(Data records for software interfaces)
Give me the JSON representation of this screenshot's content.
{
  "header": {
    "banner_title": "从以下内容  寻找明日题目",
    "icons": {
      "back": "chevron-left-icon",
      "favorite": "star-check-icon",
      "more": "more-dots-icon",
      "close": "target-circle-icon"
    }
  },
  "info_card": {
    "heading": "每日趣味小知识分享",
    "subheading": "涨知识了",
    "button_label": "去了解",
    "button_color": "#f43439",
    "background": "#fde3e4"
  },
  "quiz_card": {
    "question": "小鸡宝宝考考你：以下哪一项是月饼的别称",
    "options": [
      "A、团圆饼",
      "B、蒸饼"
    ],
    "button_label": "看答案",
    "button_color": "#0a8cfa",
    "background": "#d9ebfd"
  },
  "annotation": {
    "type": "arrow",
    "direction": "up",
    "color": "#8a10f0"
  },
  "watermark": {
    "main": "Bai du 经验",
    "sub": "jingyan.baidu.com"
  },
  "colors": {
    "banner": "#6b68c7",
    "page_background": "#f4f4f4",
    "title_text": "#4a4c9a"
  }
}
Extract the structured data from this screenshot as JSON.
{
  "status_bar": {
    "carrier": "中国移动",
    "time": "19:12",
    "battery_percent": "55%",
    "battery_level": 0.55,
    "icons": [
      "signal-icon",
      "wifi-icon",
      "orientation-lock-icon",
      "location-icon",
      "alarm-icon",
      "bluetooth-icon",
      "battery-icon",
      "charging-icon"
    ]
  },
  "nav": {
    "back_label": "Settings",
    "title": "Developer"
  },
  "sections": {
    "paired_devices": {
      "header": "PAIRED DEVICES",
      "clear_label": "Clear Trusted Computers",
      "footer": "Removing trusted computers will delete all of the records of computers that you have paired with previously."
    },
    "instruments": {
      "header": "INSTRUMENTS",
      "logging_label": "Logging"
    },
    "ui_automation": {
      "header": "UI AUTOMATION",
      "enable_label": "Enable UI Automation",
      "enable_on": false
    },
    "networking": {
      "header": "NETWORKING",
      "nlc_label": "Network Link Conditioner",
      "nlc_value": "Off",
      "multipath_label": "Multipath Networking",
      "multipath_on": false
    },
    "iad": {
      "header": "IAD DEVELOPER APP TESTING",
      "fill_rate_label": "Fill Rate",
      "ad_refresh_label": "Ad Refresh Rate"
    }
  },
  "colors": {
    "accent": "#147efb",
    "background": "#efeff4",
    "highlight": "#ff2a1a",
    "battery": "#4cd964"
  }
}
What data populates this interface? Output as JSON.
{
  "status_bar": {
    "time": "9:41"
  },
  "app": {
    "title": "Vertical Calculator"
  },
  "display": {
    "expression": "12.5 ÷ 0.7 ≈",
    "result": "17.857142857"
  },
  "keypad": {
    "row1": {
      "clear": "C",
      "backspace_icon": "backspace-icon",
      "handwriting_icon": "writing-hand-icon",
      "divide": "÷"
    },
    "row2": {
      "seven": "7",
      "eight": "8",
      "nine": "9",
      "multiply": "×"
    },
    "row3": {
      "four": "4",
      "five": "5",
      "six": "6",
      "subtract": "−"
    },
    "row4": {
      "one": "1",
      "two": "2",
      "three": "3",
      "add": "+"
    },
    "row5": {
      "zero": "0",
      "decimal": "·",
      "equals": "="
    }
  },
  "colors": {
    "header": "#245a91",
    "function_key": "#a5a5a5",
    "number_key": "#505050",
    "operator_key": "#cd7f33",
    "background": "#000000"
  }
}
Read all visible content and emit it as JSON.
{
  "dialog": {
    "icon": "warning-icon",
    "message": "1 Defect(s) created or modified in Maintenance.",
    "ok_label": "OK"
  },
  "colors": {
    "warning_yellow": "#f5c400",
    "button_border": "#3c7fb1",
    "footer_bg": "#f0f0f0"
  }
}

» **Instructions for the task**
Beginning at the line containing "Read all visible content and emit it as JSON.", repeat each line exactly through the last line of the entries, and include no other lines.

» **Result of the task**
Read all visible content and emit it as JSON.
{
  "dialog": {
    "icon": "warning-icon",
    "message": "1 Defect(s) created or modified in Maintenance.",
    "ok_label": "OK"
  },
  "colors": {
    "warning_yellow": "#f5c400",
    "button_border": "#3c7fb1",
    "footer_bg": "#f0f0f0"
  }
}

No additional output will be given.